| Aim of the task |
Every line holding "Heading" should be copied from the records below.

· · · ·

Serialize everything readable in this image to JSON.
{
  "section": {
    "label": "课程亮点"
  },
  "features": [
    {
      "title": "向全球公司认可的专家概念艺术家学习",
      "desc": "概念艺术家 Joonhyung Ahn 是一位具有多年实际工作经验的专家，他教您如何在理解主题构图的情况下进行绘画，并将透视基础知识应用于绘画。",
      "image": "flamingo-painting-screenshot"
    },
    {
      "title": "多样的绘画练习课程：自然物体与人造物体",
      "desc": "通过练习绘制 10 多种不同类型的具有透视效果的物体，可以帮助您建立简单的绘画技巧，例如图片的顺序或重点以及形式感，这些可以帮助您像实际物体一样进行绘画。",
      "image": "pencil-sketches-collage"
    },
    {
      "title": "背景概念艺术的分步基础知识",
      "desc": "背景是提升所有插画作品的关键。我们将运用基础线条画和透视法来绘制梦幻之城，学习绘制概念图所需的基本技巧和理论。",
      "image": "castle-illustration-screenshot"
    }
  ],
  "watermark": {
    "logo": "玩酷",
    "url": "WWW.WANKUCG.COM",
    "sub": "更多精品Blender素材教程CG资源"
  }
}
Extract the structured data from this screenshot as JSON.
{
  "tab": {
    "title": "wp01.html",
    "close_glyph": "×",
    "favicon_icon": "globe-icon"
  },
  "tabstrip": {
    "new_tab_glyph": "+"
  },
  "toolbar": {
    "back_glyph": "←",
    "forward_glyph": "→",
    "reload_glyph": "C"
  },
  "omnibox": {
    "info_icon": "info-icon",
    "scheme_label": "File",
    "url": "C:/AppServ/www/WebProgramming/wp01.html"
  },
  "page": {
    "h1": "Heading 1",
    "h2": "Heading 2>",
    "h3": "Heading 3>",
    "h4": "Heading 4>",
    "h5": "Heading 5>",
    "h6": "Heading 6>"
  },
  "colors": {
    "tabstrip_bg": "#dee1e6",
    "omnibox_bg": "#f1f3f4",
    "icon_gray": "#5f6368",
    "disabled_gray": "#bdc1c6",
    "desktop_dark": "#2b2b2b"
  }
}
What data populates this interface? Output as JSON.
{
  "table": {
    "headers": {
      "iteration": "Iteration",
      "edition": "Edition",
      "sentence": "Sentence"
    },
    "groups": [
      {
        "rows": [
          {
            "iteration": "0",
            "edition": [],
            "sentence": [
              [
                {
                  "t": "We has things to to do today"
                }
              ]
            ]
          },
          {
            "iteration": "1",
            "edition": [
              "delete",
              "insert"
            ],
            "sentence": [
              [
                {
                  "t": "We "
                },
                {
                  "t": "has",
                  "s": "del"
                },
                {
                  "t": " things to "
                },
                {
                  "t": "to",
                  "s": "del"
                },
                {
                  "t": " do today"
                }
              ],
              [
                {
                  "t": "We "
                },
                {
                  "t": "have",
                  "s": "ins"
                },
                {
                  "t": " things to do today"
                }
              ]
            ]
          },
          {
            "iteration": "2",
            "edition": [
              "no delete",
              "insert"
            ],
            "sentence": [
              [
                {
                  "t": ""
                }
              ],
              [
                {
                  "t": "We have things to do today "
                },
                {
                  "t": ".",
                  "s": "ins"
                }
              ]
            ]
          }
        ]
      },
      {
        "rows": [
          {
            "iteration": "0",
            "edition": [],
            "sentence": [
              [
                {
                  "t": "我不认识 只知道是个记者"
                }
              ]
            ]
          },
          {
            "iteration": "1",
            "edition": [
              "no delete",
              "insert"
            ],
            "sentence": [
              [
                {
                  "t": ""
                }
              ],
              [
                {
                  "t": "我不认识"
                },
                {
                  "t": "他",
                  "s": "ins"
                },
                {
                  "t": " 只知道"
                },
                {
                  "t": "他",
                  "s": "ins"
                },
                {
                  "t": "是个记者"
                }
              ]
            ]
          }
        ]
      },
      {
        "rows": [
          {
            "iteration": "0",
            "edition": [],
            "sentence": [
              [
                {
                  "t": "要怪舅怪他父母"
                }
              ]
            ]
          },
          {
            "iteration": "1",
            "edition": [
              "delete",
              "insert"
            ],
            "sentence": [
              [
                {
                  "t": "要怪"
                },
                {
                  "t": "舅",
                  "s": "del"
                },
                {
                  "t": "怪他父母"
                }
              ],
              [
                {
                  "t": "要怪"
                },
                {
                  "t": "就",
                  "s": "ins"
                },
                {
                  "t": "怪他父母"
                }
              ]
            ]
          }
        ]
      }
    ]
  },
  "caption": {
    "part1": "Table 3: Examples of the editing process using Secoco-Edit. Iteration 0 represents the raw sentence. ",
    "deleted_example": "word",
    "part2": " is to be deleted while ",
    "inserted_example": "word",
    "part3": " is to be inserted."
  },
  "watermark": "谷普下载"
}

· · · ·

| Your response |
    "h1": "Heading 1",
    "h2": "Heading 2>",
    "h3": "Heading 3>",
    "h4": "Heading 4>",
    "h5": "Heading 5>",
    "h6": "Heading 6>"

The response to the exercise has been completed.